## [ASSIGNED TASK]
Within the records below, filter for lines carrying the word "MariahCarey" and copy them.

Records from a data source
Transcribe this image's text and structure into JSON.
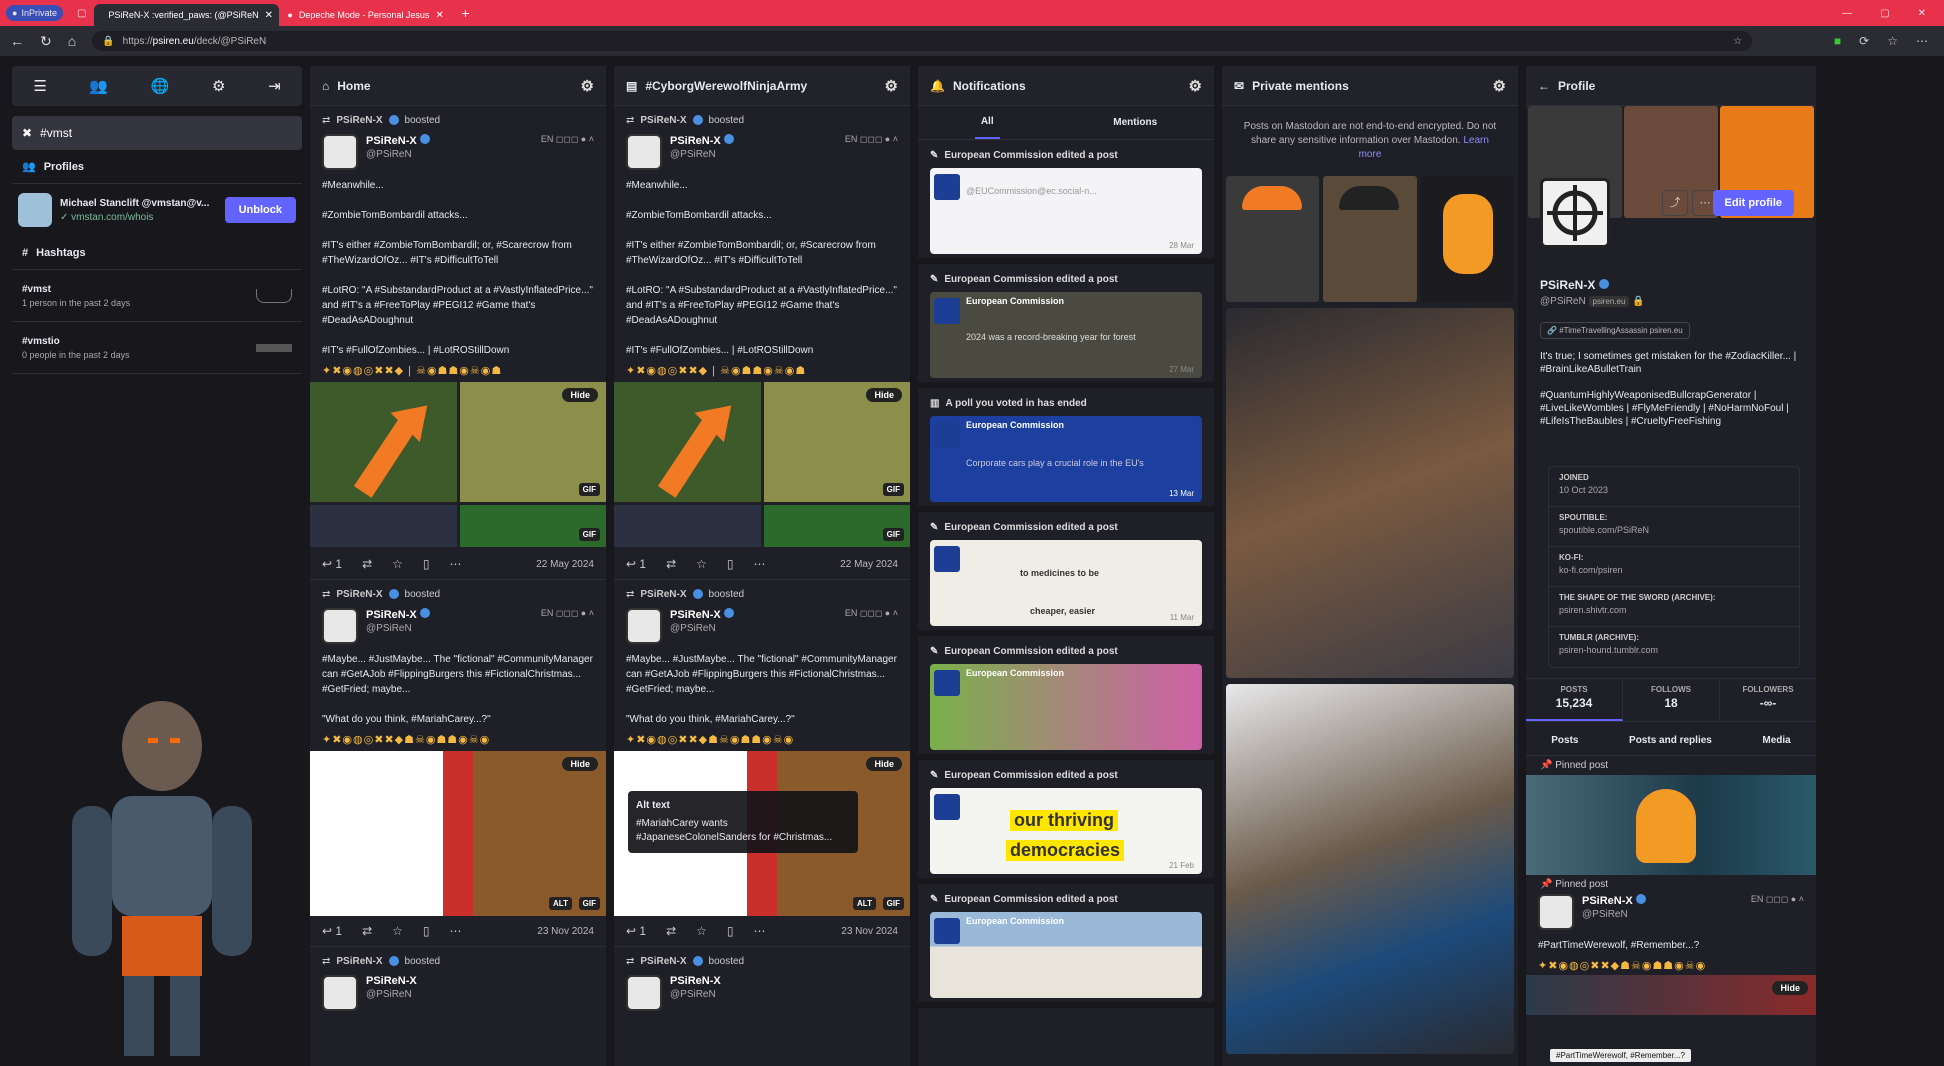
{
  "browser": {
    "inprivate": "InPrivate",
    "tabs": [
      {
        "title": "PSiReN-X :verified_paws: (@PSiReN"
      },
      {
        "title": "Depeche Mode - Personal Jesus"
      }
    ],
    "url_prefix": "https://",
    "url_host": "psiren.eu",
    "url_path": "/deck/@PSiReN"
  },
  "sidebar": {
    "search_term": "#vmst",
    "profiles_heading": "Profiles",
    "profile": {
      "name": "Michael Stanclift @vmstan@v...",
      "link": "vmstan.com/whois",
      "action": "Unblock"
    },
    "hashtags_heading": "Hashtags",
    "hashtags": [
      {
        "tag": "#vmst",
        "stat": "1 person in the past 2 days"
      },
      {
        "tag": "#vmstio",
        "stat": "0 people in the past 2 days"
      }
    ]
  },
  "columns": {
    "home": {
      "title": "Home"
    },
    "cyborg": {
      "title": "#CyborgWerewolfNinjaArmy"
    },
    "notifications": {
      "title": "Notifications",
      "tab_all": "All",
      "tab_mentions": "Mentions"
    },
    "private": {
      "title": "Private mentions",
      "note": "Posts on Mastodon are not end-to-end encrypted. Do not share any sensitive information over Mastodon.",
      "learn_more": "Learn more"
    },
    "profile": {
      "title": "Profile"
    }
  },
  "post1": {
    "booster": "PSiReN-X",
    "boosted": "boosted",
    "name": "PSiReN-X",
    "handle": "@PSiReN",
    "lang": "EN",
    "body": "#Meanwhile...\n\n#ZombieTomBombardil attacks...\n\n#IT's either #ZombieTomBombardil; or, #Scarecrow from #TheWizardOfOz... #IT's #DifficultToTell\n\n#LotRO: \"A #SubstandardProduct at a #VastlyInflatedPrice...\" and #IT's a #FreeToPlay #PEGI12 #Game that's #DeadAsADoughnut\n\n#IT's #FullOfZombies... | #LotROStillDown",
    "hide": "Hide",
    "gif": "GIF",
    "replies": "1",
    "date": "22 May 2024"
  },
  "post2": {
    "booster": "PSiReN-X",
    "boosted": "boosted",
    "name": "PSiReN-X",
    "handle": "@PSiReN",
    "lang": "EN",
    "body": "#Maybe... #JustMaybe... The \"fictional\" #CommunityManager can #GetAJob #FlippingBurgers this #FictionalChristmas... #GetFried; maybe...\n\n\"What do you think, #MariahCarey...?\"",
    "hide": "Hide",
    "alt": "ALT",
    "gif": "GIF",
    "replies": "1",
    "date": "23 Nov 2024",
    "alt_title": "Alt text",
    "alt_text": "#MariahCarey wants #JapaneseColonelSanders for #Christmas..."
  },
  "post3": {
    "booster": "PSiReN-X",
    "boosted": "boosted",
    "name": "PSiReN-X",
    "handle": "@PSiReN",
    "lang": "EN"
  },
  "notifications": [
    {
      "head": "European Commission edited a post",
      "name": "European Commission",
      "date": "28 Mar"
    },
    {
      "head": "European Commission edited a post",
      "name": "European Commission",
      "date": "27 Mar"
    },
    {
      "head": "A poll you voted in has ended",
      "name": "European Commission",
      "date": "13 Mar"
    },
    {
      "head": "European Commission edited a post",
      "name": "European Commission",
      "date": "11 Mar"
    },
    {
      "head": "European Commission edited a post",
      "name": "European Commission",
      "date": ""
    },
    {
      "head": "European Commission edited a post",
      "name": "European Commission",
      "date": "21 Feb"
    },
    {
      "head": "European Commission edited a post",
      "name": "European Commission",
      "date": ""
    }
  ],
  "notif_extra": {
    "poll_text": "Corporate cars play a crucial role in the EU's",
    "handle": "@EUCommission@ec.social-n...",
    "thriving": "our thriving",
    "democracies": "democracies",
    "medicines": "to medicines to be",
    "cheaper": "cheaper, easier",
    "record": "2024 was a record-breaking year for forest"
  },
  "profile": {
    "name": "PSiReN-X",
    "handle": "@PSiReN",
    "domain_chip": "psiren.eu",
    "edit": "Edit profile",
    "tag_chip": "#TimeTravellingAssassin psiren.eu",
    "bio": "It's true; I sometimes get mistaken for the #ZodiacKiller... | #BrainLikeABulletTrain\n\n#QuantumHighlyWeaponisedBullcrapGenerator | #LiveLikeWombles | #FlyMeFriendly | #NoHarmNoFoul | #LifeIsTheBaubles | #CrueltyFreeFishing",
    "fields": [
      {
        "k": "JOINED",
        "v": "10 Oct 2023"
      },
      {
        "k": "SPOUTIBLE:",
        "v": "spoutible.com/PSiReN"
      },
      {
        "k": "KO-FI:",
        "v": "ko-fi.com/psiren"
      },
      {
        "k": "THE SHAPE OF THE SWORD (ARCHIVE):",
        "v": "psiren.shivtr.com"
      },
      {
        "k": "TUMBLR (ARCHIVE):",
        "v": "psiren-hound.tumblr.com"
      }
    ],
    "stats": [
      {
        "k": "POSTS",
        "v": "15,234"
      },
      {
        "k": "FOLLOWS",
        "v": "18"
      },
      {
        "k": "FOLLOWERS",
        "v": "-∞-"
      }
    ],
    "tabs": [
      "Posts",
      "Posts and replies",
      "Media"
    ],
    "pinned": "Pinned post",
    "pinned_post_name": "PSiReN-X",
    "pinned_post_handle": "@PSiReN",
    "pinned_post_body": "#PartTimeWerewolf, #Remember...?",
    "hide": "Hide",
    "tooltip": "#PartTimeWerewolf, #Remember...?"
  }
}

## [THE ANSWER]
    "body": "#Maybe... #JustMaybe... The \"fictional\" #CommunityManager can #GetAJob #FlippingBurgers this #FictionalChristmas... #GetFried; maybe...\n\n\"What do you think, #MariahCarey...?\"",
    "alt_text": "#MariahCarey wants #JapaneseColonelSanders for #Christmas..."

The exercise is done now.